Lovely image from

DNA: The Secret of Smooth

It seems to me that the Yachtski scale, as a linear device, is increasingly becoming the subject of contention. And with other areas of the Yacht or Nyacht discussion delving into the history of smooth, it is perhaps time to apply some evolutionary genetics to advance our understanding.


Introducing Gregor Mendel

When we start to delve into the history of smooth we stumble across an unexpected character, the founding father of genetics, Greg Mendel. What we can reveal is that whilst he was breeding peas in his garden shed, he was also listening to smooth music. In fact, the his garden shed was an old converted boat house, and the pea seeds germinated to the calm relaxing vibes of yacht rock music.

Greg Mendel

Greg Mendel – fan of the #smooth

The science bit!

Recently discovered, some of Mendel’s historic sketches reveal early hidden hypotheses that refute the linearity of the Yachtski Scale. Combinations of what he called ‘smooth heredity factors’ could form only two phenotypes – either audibly smooth (so-called Yacht) or not smooth at all (so-called Nyacht). As he experimented he realised these always fell into the ratio of 3:1. This would account for why the combination of two (or more) supposedly smooth factors may on occasions (25% of the time) produce a non-smooth result (as detected by the fine measurements of the Yachtski instrument).

Taking the pea

However the phenotype was just part of the story and reflected a complex array of genotypic factors underneath.

Mendel's Early Notes

Mendel’s Early Notes








As Greg unravelled the mystery of heredity and unpicked the determining genotypes, he found dominant inheritance factors always included the featuring of the singers Kenny and Michael, and songs with the words ‘fool’, ‘heartache’, ‘sailing’ or ‘wind’ in the title. Further experiments showed that recessive inheritance factors that figured in the Nyacht genotype were the year of recording, and the presence of an out-of-tune alto saxophone solo. Perhaps the most radical finding, was the discovery of bass pairings that hold the complimentary strands of genetic material smoothly together. This discovery is often not accredited to Greg.

Bass Pairs

Bass Pairs


The CRISPR revolution

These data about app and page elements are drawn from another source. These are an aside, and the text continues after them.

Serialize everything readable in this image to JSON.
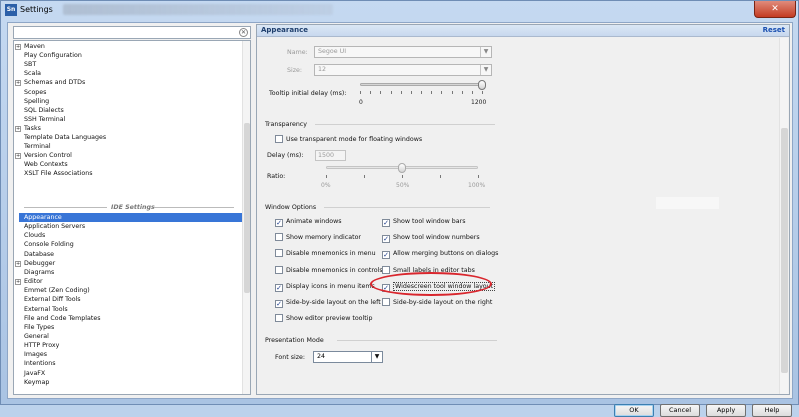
{
  "window": {
    "title": "Settings",
    "close_symbol": "✕",
    "app_icon": "Sn"
  },
  "search": {
    "clear_symbol": "✕",
    "value": ""
  },
  "tree": {
    "items_top": [
      {
        "label": "Maven",
        "expandable": true
      },
      {
        "label": "Play Configuration",
        "expandable": false
      },
      {
        "label": "SBT",
        "expandable": false
      },
      {
        "label": "Scala",
        "expandable": false
      },
      {
        "label": "Schemas and DTDs",
        "expandable": true
      },
      {
        "label": "Scopes",
        "expandable": false
      },
      {
        "label": "Spelling",
        "expandable": false
      },
      {
        "label": "SQL Dialects",
        "expandable": false
      },
      {
        "label": "SSH Terminal",
        "expandable": false
      },
      {
        "label": "Tasks",
        "expandable": true
      },
      {
        "label": "Template Data Languages",
        "expandable": false
      },
      {
        "label": "Terminal",
        "expandable": false
      },
      {
        "label": "Version Control",
        "expandable": true
      },
      {
        "label": "Web Contexts",
        "expandable": false
      },
      {
        "label": "XSLT File Associations",
        "expandable": false
      }
    ],
    "section_label": "IDE Settings",
    "items_bottom": [
      {
        "label": "Appearance",
        "expandable": false,
        "selected": true
      },
      {
        "label": "Application Servers",
        "expandable": false
      },
      {
        "label": "Clouds",
        "expandable": false
      },
      {
        "label": "Console Folding",
        "expandable": false
      },
      {
        "label": "Database",
        "expandable": false
      },
      {
        "label": "Debugger",
        "expandable": true
      },
      {
        "label": "Diagrams",
        "expandable": false
      },
      {
        "label": "Editor",
        "expandable": true
      },
      {
        "label": "Emmet (Zen Coding)",
        "expandable": false
      },
      {
        "label": "External Diff Tools",
        "expandable": false
      },
      {
        "label": "External Tools",
        "expandable": false
      },
      {
        "label": "File and Code Templates",
        "expandable": false
      },
      {
        "label": "File Types",
        "expandable": false
      },
      {
        "label": "General",
        "expandable": false
      },
      {
        "label": "HTTP Proxy",
        "expandable": false
      },
      {
        "label": "Images",
        "expandable": false
      },
      {
        "label": "Intentions",
        "expandable": false
      },
      {
        "label": "JavaFX",
        "expandable": false
      },
      {
        "label": "Keymap",
        "expandable": false
      }
    ]
  },
  "panel": {
    "title": "Appearance",
    "reset": "Reset",
    "name_label": "Name:",
    "name_value": "Segoe UI",
    "size_label": "Size:",
    "size_value": "12",
    "tooltip_label": "Tooltip initial delay (ms):",
    "tooltip_min": "0",
    "tooltip_max": "1200",
    "tooltip_value_fraction": 1.0,
    "transparency_title": "Transparency",
    "transparent_cb": "Use transparent mode for floating windows",
    "delay_label": "Delay (ms):",
    "delay_value": "1500",
    "ratio_label": "Ratio:",
    "ratio_ticks": [
      "0%",
      "50%",
      "100%"
    ],
    "ratio_value_fraction": 0.5,
    "window_options_title": "Window Options",
    "options_left": [
      {
        "label": "Animate windows",
        "checked": true
      },
      {
        "label": "Show memory indicator",
        "checked": false
      },
      {
        "label": "Disable mnemonics in menu",
        "checked": false
      },
      {
        "label": "Disable mnemonics in controls",
        "checked": false
      },
      {
        "label": "Display icons in menu items",
        "checked": true
      },
      {
        "label": "Side-by-side layout on the left",
        "checked": true
      },
      {
        "label": "Show editor preview tooltip",
        "checked": false
      }
    ],
    "options_right": [
      {
        "label": "Show tool window bars",
        "checked": true
      },
      {
        "label": "Show tool window numbers",
        "checked": true
      },
      {
        "label": "Allow merging buttons on dialogs",
        "checked": true
      },
      {
        "label": "Small labels in editor tabs",
        "checked": false
      },
      {
        "label": "Widescreen tool window layout",
        "checked": true
      },
      {
        "label": "Side-by-side layout on the right",
        "checked": false
      }
    ],
    "presentation_title": "Presentation Mode",
    "font_size_label": "Font size:",
    "font_size_value": "24"
  },
  "buttons": {
    "ok": "OK",
    "cancel": "Cancel",
    "apply": "Apply",
    "help": "Help"
  },
  "colors": {
    "selection": "#3875d7",
    "annotation": "#d9262d",
    "reset_link": "#1a4fb0"
  }
}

Toward the end of his career, Greg had achieved such intricate levels of smooth genotypic combination, it was only to be centuries later where his most hidden secrets were to be revealed. The latest CRISPR technology – Clustered Regularity Interspaced Smooth Pallendromic Repeats – only this week – revealed the wonders of his ultimate experiment. Supreme smoothitude and top of the Yachtski scale. Scientists revealed an animated GIF that Mendel put inside live pea genes all those years ago.